The use of fluoroscopy facilitates the placement of the trocar, achieving precision during infiltration. However, radiation can be a limitation in the use of this technique. In order to overcome this drawback, the injection can be guided by ultrasound instead of x-ray. In this case, the meniscus is used as a reference to localize the articular line. Thus, after locating the meniscal wall by ultrasound, a 25G needle is placed into it to have the reference of articular line. For the tibial injection, the trocar is introduced 2 cm distally from the articular line with an inclination of 45° and a depth into the bone of 1.5 cm. In the case of the femoral injection, trocar is placed 2 cm proximally from the articular line using an inclination of 30° and with the same depth as in the tibial injection.
Despite advances in our understanding of OA, no treatment is definitive apart from total knee arthroplasty. However, arthroplasty is a less desirable option for younger, active patients because of associated surgical risks and complications. PRP is a promising, minimally invasive therapeutic tool, however both the cellular composition and route of administration are important in its clinical efficacy. The combination of intraarticular application with intraosseous infiltration targets cartilage, the synovial membrane as well as subchondral bone, all key tissues in the development of osteoarthritis. Acting on the biological processes of these structures could delay or even stop disease progression. The clinical research for intraosseous application of PRP for joint OA is currently in the early stages. The rationale for its progression is largely based in our expanding knowledge of the role of the osteochondral functional unit in the development of joint OA, as well as increased preclinical studies, and other intraosseous techniques for other bone pathology. Further research is needed in this area to better understand the cellular processes behind its potential mechanism of action, and future directions for intraosseous injections.
If you are experiencing any knee pain, call Dr. Kelly Cunningham at Austin Ortho Biologics in Austin Texas at 512-410-0767 today!
You Might Also Enjoy...
Dr. Kelly Cunningham discusses being able to use your Flex Account/HSA for prp/stem cell therapy treatments.
Dr. Kelly Cunningham of Austin Ortho Biologics located in Austin, Texas, discusses innovative sports medicine diagnoses & treatments such as PRP & Stem Cell Therapy for knee injuries!

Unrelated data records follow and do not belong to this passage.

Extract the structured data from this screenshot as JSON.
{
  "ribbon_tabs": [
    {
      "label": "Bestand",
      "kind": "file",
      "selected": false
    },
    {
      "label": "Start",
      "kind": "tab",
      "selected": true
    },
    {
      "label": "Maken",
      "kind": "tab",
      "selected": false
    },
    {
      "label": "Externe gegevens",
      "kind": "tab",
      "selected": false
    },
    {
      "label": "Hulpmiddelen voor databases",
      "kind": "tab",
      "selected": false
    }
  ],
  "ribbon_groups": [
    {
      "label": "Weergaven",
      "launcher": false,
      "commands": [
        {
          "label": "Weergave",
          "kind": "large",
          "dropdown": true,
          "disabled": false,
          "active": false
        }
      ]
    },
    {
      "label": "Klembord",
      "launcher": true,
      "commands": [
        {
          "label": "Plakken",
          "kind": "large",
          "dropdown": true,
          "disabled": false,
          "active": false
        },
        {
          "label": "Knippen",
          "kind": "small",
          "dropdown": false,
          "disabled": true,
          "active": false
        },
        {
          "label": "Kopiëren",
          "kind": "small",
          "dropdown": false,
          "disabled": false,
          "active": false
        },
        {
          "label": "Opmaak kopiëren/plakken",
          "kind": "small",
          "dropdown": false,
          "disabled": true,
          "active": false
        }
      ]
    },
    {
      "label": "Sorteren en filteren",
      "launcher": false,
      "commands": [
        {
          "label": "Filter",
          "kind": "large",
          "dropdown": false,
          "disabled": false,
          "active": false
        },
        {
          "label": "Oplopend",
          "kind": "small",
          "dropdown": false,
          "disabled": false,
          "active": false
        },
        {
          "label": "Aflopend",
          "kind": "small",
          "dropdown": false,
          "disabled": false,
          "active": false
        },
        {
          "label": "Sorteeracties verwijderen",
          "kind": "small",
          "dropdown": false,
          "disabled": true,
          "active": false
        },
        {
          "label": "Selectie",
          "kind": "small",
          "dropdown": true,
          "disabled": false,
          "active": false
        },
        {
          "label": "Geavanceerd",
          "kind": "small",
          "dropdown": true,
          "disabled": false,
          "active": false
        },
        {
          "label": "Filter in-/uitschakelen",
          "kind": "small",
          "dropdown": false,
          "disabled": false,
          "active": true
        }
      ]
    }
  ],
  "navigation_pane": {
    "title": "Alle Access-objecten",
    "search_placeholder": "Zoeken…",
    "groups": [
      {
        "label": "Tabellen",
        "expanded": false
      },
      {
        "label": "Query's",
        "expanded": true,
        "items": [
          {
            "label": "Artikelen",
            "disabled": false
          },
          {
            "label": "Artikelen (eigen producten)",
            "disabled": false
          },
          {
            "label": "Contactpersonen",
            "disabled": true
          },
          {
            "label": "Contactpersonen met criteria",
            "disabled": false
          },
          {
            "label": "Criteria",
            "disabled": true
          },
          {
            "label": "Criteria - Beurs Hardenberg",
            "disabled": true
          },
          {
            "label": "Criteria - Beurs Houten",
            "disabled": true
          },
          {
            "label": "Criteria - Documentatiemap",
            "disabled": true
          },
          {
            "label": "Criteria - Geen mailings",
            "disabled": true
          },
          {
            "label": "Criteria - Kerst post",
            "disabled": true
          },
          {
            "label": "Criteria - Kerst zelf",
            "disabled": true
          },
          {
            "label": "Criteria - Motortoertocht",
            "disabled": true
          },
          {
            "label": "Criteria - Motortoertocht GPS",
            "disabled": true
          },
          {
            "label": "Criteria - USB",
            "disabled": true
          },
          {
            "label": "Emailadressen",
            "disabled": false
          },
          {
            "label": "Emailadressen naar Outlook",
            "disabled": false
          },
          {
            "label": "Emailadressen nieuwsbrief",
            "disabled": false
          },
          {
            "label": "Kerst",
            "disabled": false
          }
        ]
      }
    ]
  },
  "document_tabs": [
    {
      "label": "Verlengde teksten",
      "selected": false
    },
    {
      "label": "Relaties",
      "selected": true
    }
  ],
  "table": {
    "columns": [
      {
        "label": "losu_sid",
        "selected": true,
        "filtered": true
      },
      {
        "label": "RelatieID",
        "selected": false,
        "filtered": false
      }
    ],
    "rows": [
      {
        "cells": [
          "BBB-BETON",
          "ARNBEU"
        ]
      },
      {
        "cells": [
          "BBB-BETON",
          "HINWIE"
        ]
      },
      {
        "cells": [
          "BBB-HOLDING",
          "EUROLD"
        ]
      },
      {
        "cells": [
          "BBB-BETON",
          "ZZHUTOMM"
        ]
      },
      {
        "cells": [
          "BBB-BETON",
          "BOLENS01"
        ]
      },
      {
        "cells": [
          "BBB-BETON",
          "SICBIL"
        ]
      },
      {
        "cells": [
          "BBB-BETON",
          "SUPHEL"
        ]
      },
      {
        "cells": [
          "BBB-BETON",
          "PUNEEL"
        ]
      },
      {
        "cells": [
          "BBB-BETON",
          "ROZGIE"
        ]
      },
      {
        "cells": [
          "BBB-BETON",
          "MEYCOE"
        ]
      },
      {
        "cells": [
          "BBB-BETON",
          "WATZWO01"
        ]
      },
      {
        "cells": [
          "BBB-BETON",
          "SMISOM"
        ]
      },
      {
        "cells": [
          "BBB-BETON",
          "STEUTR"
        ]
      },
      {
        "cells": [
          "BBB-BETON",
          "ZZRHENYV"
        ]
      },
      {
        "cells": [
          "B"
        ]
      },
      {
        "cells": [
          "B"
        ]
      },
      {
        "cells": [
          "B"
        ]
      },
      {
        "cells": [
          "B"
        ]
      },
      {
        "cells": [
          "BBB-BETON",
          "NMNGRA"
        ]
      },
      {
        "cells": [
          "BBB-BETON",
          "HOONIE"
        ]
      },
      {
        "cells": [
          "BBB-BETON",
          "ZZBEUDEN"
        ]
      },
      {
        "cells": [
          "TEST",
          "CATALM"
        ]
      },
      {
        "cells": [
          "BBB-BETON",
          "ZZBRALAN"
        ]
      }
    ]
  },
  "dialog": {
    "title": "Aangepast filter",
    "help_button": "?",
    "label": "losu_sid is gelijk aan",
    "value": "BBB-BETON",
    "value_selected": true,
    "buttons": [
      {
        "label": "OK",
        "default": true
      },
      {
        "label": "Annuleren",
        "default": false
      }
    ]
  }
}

Dr. Kelly Cunningham of Austin Ortho Biologics located in Austin, Texas discusses injuries that come with ski season. Call 512-410-0767 today to make an appointment if you come back with any ski injuries this season!
Earlier this month, Dr. Kelly Cunningham attended the Cartilage Restoration and Joint Preservation Society conference in Vancouver, Canada Oct 5-8. He is located in Austin, Texas at his practice called Austin Ortho Biologics.
Dr. Kelly Cunningham of Austin Ortho Biologics in Austin, Texas discusses ACL injuries and now to treat them.
2019 Seminar for PRP and Stem Cell Therapy - Fall back into your sports!